April 14, 2011. In our January - February 2011 edition of Higher Ed Impact: Monthly Diagnostic, which identified opportunities for using social media to move the needle on key objectives in student recruitment, student engagement, and fundraising, we highlighted the ethnographic research of danah boyd (sic), a social media researcher with Microsoft Research New England and a fellow at Harvard University's Berkman Center for Internet and Society. Among other findings, boyd noted that young adults use Facebook not to build or expand their personal or professional network (as, for example, adults in their 20s and 30s use LinkedIn), but to connect with their pre-existing network of friends and social contacts. This has implications for how institutions leverage Facebook for recruiting.

A lot of institutions have invested in posting large amounts of content to Facebook pages that are designed to interest prospective students in the campus community, invite them to subscribe, and build networks of prospects and applicants. More efficient and effective uses of Facebook, however, use smaller amounts of very targeted content to get prospects conversing with their current network about the institution, sharing information, or completing specific tasks.

To learn more about how institutions can make the most out of Facebook for recruiting students, we turned to Brad Ward, CEO of BlueFuego Inc., and a key thought leader on the uses of social media in higher ed marketing. Ward offers five tips.

Tip 1: Offer Great Content, but Make it About the Audience

Studies of young adults' use of social networks -- both danah boyd's research and others' -- have drawn attention to the ways that young adults use Facebook and other sites to exhibit themselves. Ward cites the example of one client who posted photos to their Facebook page from their largest recruitment event of the year. The content offered, in other words, consisted of photos of the prospective students interacting with the institution. The results:

  • 45 percent of students who attended the event converted to fans of the institution on Facebook
  • 1,100 students were tagged in at least one photo from the event
  • The Facebook page saw 62,000 photo views that week
  • Early action applications went up by 42 percent that year

Tip 2: Offer Less Content

On a social network, Ward suggests, less actually is more: "talk less, listen more." Too many Facebook updates can lead students to tune you out. It's important to consider that your updates are competing for space with updates from family and friends. Accordingly, it's important to be very targeted in which content you make available.

Based on BlueFuego's recent 25-month study of nearly 400,000 Facebook updates across more than 1,200 university Facebook pages, Ward advises, "10-15 updates per month is the most effective amount of content."

Also, mix your content up. We suggest a 50:25:25 ratio. Fifty percent of your content is informational, 25 percent is conversational about your brand, and 25 percent is conversational on your platform, but not about your brand. One client recently cut back from an average of 50 updates per month to 14, and engagement on their page tripled in just two months.

Brad Ward, BlueFuego Inc.

Tip 3: Focus on Facilitating Specific Tasks

As many prospective students are already spending hours of their time logged into Facebook, you want to look for opportunities to invite them to complete specific tasks while logged in. Ward draws attention to iFrames, which allow you to embed forms on your Facebook page.
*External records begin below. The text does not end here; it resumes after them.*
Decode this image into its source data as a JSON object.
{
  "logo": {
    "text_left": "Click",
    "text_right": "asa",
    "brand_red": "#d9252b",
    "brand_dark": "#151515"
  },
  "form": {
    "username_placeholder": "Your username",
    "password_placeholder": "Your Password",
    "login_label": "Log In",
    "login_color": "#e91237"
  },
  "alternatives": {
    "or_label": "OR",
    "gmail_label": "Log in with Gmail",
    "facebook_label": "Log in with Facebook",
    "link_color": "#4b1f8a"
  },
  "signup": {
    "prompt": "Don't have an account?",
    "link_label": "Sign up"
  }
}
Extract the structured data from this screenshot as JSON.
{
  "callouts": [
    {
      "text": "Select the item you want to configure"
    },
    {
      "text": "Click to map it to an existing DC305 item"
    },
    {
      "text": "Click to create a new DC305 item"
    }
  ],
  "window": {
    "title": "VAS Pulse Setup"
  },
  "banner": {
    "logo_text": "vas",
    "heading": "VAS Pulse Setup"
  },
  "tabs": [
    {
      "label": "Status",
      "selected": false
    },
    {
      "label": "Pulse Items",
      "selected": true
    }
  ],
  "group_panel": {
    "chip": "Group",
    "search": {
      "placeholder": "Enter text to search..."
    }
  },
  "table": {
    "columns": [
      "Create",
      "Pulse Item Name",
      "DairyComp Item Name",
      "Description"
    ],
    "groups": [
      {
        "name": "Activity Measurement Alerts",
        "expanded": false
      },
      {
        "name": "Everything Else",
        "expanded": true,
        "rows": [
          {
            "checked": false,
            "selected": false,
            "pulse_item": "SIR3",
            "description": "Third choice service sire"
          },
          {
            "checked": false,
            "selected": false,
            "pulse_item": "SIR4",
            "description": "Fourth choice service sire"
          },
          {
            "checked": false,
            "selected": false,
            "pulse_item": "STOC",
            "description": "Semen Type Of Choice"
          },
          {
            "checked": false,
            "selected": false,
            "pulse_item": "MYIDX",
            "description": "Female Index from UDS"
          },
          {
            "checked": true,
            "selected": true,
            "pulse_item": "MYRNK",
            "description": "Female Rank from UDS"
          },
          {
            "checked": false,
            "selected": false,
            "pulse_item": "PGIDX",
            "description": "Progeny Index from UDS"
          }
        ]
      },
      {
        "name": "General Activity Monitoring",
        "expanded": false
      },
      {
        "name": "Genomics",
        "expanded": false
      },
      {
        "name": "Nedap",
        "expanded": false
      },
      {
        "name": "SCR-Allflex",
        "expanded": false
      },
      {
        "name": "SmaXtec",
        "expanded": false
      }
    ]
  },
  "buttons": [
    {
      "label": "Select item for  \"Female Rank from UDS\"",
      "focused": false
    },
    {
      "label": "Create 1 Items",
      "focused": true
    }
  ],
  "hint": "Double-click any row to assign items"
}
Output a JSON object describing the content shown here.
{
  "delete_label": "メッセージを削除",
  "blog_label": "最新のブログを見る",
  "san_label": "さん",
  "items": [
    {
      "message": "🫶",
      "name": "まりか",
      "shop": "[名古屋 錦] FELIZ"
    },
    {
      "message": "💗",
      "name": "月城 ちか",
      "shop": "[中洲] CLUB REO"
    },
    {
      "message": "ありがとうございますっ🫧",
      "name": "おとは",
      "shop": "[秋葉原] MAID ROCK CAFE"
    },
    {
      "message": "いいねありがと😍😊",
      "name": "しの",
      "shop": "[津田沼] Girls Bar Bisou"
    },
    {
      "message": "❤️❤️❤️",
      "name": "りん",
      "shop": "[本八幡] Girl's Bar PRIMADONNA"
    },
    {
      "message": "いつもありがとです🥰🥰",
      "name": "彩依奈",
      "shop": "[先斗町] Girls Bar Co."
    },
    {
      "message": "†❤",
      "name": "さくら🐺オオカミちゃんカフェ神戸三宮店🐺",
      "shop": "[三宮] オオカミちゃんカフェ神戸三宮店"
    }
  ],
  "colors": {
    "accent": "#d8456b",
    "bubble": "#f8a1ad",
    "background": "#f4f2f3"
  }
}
He notes, "You can do something as simple as an inquiry form on your page, or as complex as embedding your online application or taking deposits directly into your Facebook page."

In deciding what to embed through an iFrame, Ward advises addressing two critical questions:

  • What value will this add for my audience?
  • How can I make it easier for them to complete the actions I want them to take?

Tip 4: Use Facebook Tools to Leverage the Power of Social Proofing

Ward uses this example to illustrate how Facebook can help you leverage social proofing (in which prospects are influenced by others' behaviors). When you include a Facebook "Like" box or button on your .edu Web page, and a visitor hits the page while logged into Facebook, the box will sift through their social graph to locate friends who are already fans of your page. The box loads their friends' images directly into your page. "So," Ward remarks, "if you visit an admissions page and you haven't liked that university on Facebook, but now you see three of your friends have done so and their photo is now on your screen, you'll be much more likely to take action."

Tip 5: Lead Generation Through Facebook Ads

Finally, Ward notes that Facebook Ads are an especially underutilized utility. Facebook Ads draw students directly to your fan page and are inexpensive to launch, allowing your institution to target specific messages to students at various stages of the cycle. Ward remarks, "We recently saw 198 scheduled campus tours in November for a client using Facebook Ads, at a cost of only $3.15 per visitor. Also, the amount of data available via the Facebook Ads manager is staggering -- take advantage of it to learn more about your audience!"